▶ _What the exercise asks_
All entries below must be output word for word, and the pictures left behind.

Collected data entries
# # #

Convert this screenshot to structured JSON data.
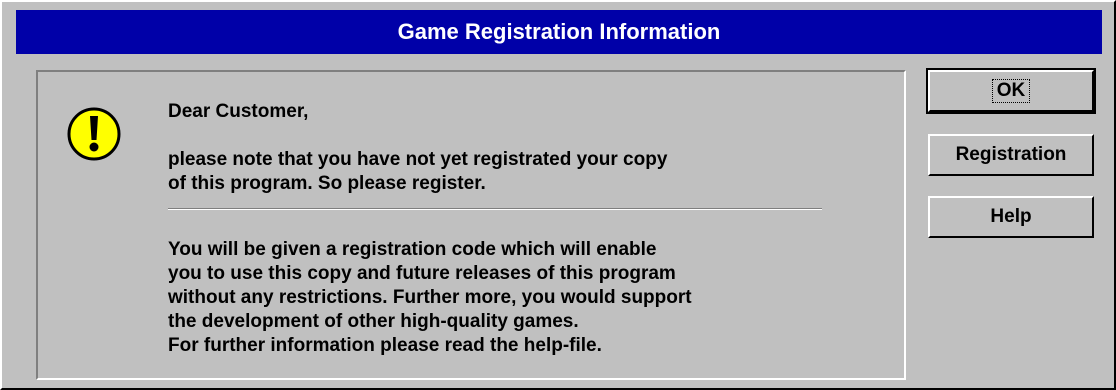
{
  "window": {
    "title": "Game Registration Information"
  },
  "message": {
    "greeting": "Dear Customer,",
    "line1": "please note that you have not yet registrated your copy",
    "line2": "of this program. So please register.",
    "line3": "You will be given a registration code which will enable",
    "line4": "you to use this copy and future releases of this program",
    "line5": "without any restrictions. Further more, you would support",
    "line6": "the development of other high-quality games.",
    "line7": "For further information please read the help-file."
  },
  "buttons": {
    "ok": "OK",
    "registration": "Registration",
    "help": "Help"
  },
  "colors": {
    "titlebar": "#0000a8",
    "face": "#c0c0c0",
    "icon_fill": "#ffff00"
  },
  "icons": {
    "warning": "exclamation-warning-icon"
  }
}
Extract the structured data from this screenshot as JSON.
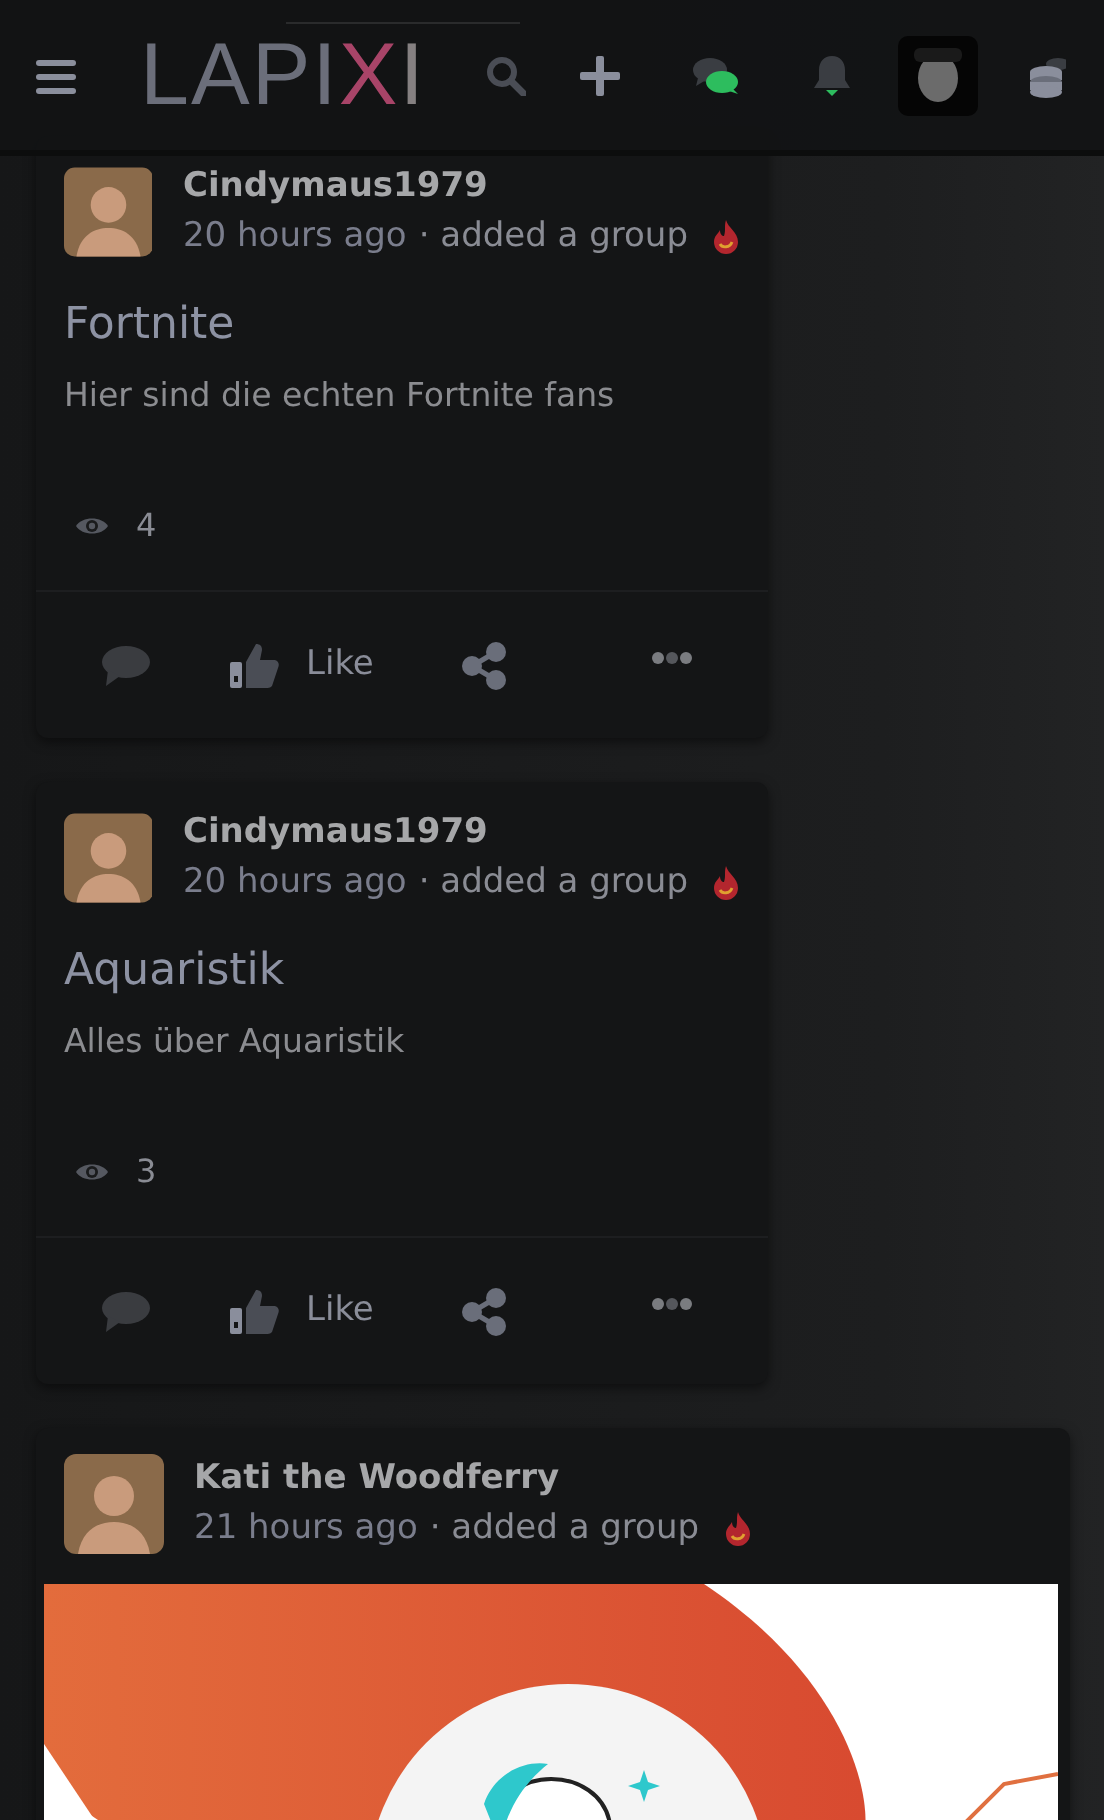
{
  "navbar": {
    "logo": [
      {
        "text": "LAPI",
        "highlighted": false
      },
      {
        "text": "X",
        "highlighted": true
      },
      {
        "text": "I",
        "highlighted": false
      }
    ]
  },
  "posts": [
    {
      "author": "Cindymaus1979",
      "time": "20 hours ago",
      "action": "· added a group",
      "title": "Fortnite",
      "description": "Hier sind die echten Fortnite fans",
      "views": "4",
      "like_label": "Like",
      "kind": "text"
    },
    {
      "author": "Cindymaus1979",
      "time": "20 hours ago",
      "action": "· added a group",
      "title": "Aquaristik",
      "description": "Alles über Aquaristik",
      "views": "3",
      "like_label": "Like",
      "kind": "text"
    },
    {
      "author": "Kati the Woodferry",
      "time": "21 hours ago",
      "action": "· added a group",
      "kind": "picture"
    }
  ]
}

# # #

▶ _Written reply_
Convert this screenshot to structured JSON data.
{
  "window": {
    "title": "Game Registration Information"
  },
  "message": {
    "greeting": "Dear Customer,",
    "line1": "please note that you have not yet registrated your copy",
    "line2": "of this program. So please register.",
    "line3": "You will be given a registration code which will enable",
    "line4": "you to use this copy and future releases of this program",
    "line5": "without any restrictions. Further more, you would support",
    "line6": "the development of other high-quality games.",
    "line7": "For further information please read the help-file."
  },
  "buttons": {
    "ok": "OK",
    "registration": "Registration",
    "help": "Help"
  },
  "colors": {
    "titlebar": "#0000a8",
    "face": "#c0c0c0",
    "icon_fill": "#ffff00"
  },
  "icons": {
    "warning": "exclamation-warning-icon"
  }
}
Extract the structured data from this screenshot as JSON.
{
  "navbar": {
    "logo": [
      {
        "text": "LAPI",
        "highlighted": false
      },
      {
        "text": "X",
        "highlighted": true
      },
      {
        "text": "I",
        "highlighted": false
      }
    ]
  },
  "posts": [
    {
      "author": "Cindymaus1979",
      "time": "20 hours ago",
      "action": "· added a group",
      "title": "Fortnite",
      "description": "Hier sind die echten Fortnite fans",
      "views": "4",
      "like_label": "Like",
      "kind": "text"
    },
    {
      "author": "Cindymaus1979",
      "time": "20 hours ago",
      "action": "· added a group",
      "title": "Aquaristik",
      "description": "Alles über Aquaristik",
      "views": "3",
      "like_label": "Like",
      "kind": "text"
    },
    {
      "author": "Kati the Woodferry",
      "time": "21 hours ago",
      "action": "· added a group",
      "kind": "picture"
    }
  ]
}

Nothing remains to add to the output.